Denisse Gonzalez-Cruz, “To the Police Officers Who Always Followed Us”

Chris BeecherLetter

Dear police officers who always followed us,

I am writing to tell you the things I could not say in person. You have
made me and my whole family scared of you. We were taught to fear you guys
because of the way you have treated us. There was never a time when I felt safe when
seeing you guys around. I just felt as if I was being watched and observed, as if
you were just waiting for one of us to slip up, to catch us red-handed.

Everywhere I went, you were there. You had me questioning myself into thinking that I
was the bad guy. I must have done something wrong for you to be doing this, right?
I was reading this book called Citizen: An American Lyric, and one of the lines stuck with me:
“And still you are not the guy and still you fit the description because there is only one
guy who is always the guy fitting the description.” (Rankine 122). This quote made me
feel very furious and I am pretty sure by the time I am done explaining why you will
remember it clearly. I was in elementary school and my family and I went to the fair to
have fun. When I got off of a ride I saw one of my brother’s friends charging at me with
fear in her eyes, then I looked behind her and saw my mom screaming, crying, and
pacing back and forth. My brother’s friend grabbed my arm and took me where you guys
were. All I saw there was a crowd of people and I was trying to get through them to see
what was going on. When I finally got to the front of the crowd I saw my brother kneeling
on the ground with handcuffs around his wrists. We kept on trying to ask why he was
there and why you had him on the ground. You kept ignoring us and telling us to get
out of the way. You even called for backup, even though there was only one person in
handcuffs complying with everything that you asked him to do.

After what seemed like hours, you finally let him go and told us you arrested him because he
fit the description of someone you were trying to find. A tall Mexican with a black
hat and black shirt… out of everyone there you chose him because you have kept an
eye out on us. You did not even ask him for an ID or try to talk to him at all, you just
saw him and arrested him! You had the handcuffs so tight on him that when you took
them off he had markings on his hands!

There was another instance when my dad was driving me to summer camp.  Once we
got there you came and told him to get out of the vehicle.  He did as you instructed.

Then all I saw was my dad’s face being smudged against the car and you have
both of his hands behind his back putting handcuffs on him. You started questioning him
and he answered every single question. After a while of you interrogating him you let
him go. I saw the marks on his wrist from the handcuffs, the same marks my brother
had when they put the handcuffs on him. While this was all going on the other kids in
the summer camp saw everything. Do you know how embarrassing it is to be asked
why my dad got put in handcuffs and not even know the answer to it? You did
not even give my dad an explanation as to why you did what you did. As if that was not
enough for you that day you had to follow us home also to see where we lived. Once we
got out of the car you slowed your car and rolled your window down.

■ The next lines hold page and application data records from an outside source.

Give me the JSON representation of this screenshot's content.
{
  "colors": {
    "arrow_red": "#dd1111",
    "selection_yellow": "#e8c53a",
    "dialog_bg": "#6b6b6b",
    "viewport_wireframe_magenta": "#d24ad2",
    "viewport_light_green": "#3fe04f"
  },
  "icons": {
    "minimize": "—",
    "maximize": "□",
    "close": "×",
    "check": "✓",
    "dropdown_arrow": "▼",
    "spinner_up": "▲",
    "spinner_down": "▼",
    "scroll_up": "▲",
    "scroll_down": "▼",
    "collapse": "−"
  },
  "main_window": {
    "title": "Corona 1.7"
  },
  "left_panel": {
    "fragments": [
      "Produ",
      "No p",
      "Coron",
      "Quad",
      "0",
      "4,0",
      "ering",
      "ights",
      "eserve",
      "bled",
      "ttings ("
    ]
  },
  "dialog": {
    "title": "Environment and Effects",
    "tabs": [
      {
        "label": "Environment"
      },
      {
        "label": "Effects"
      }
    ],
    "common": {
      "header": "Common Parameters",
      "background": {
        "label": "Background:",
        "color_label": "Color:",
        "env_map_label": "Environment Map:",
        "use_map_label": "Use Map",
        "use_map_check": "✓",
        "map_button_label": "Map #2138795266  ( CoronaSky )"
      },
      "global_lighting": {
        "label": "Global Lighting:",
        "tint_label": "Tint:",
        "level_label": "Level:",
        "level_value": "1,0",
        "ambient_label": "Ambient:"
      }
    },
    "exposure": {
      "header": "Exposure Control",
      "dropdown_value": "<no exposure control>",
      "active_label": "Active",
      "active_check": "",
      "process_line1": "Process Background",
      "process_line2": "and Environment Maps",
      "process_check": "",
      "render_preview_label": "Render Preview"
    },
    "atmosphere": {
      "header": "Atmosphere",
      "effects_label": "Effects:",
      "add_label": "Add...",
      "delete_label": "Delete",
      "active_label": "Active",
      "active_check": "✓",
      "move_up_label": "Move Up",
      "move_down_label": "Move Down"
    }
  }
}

I can go on and on but I will not; I just want to ask, why? Why did you do all of those
things to my family? Why did you not treat us like you treated the other people? I saw
how you waved and smiled at others but when you saw us it was as if we did something
wrong to you and you never forgave us. To this day I have never understood why you
did what you did. As Rankine writes, “Memory is a tough place”(70).

I want to finish with this. We forgive you for everything that you have done,
but our memory does not let us forget what happened and how we felt at the time. You can
be better, it is never too late. There is still a chance for you to change; you just have
to want it.

Best wishes,

Denisse Gonzalez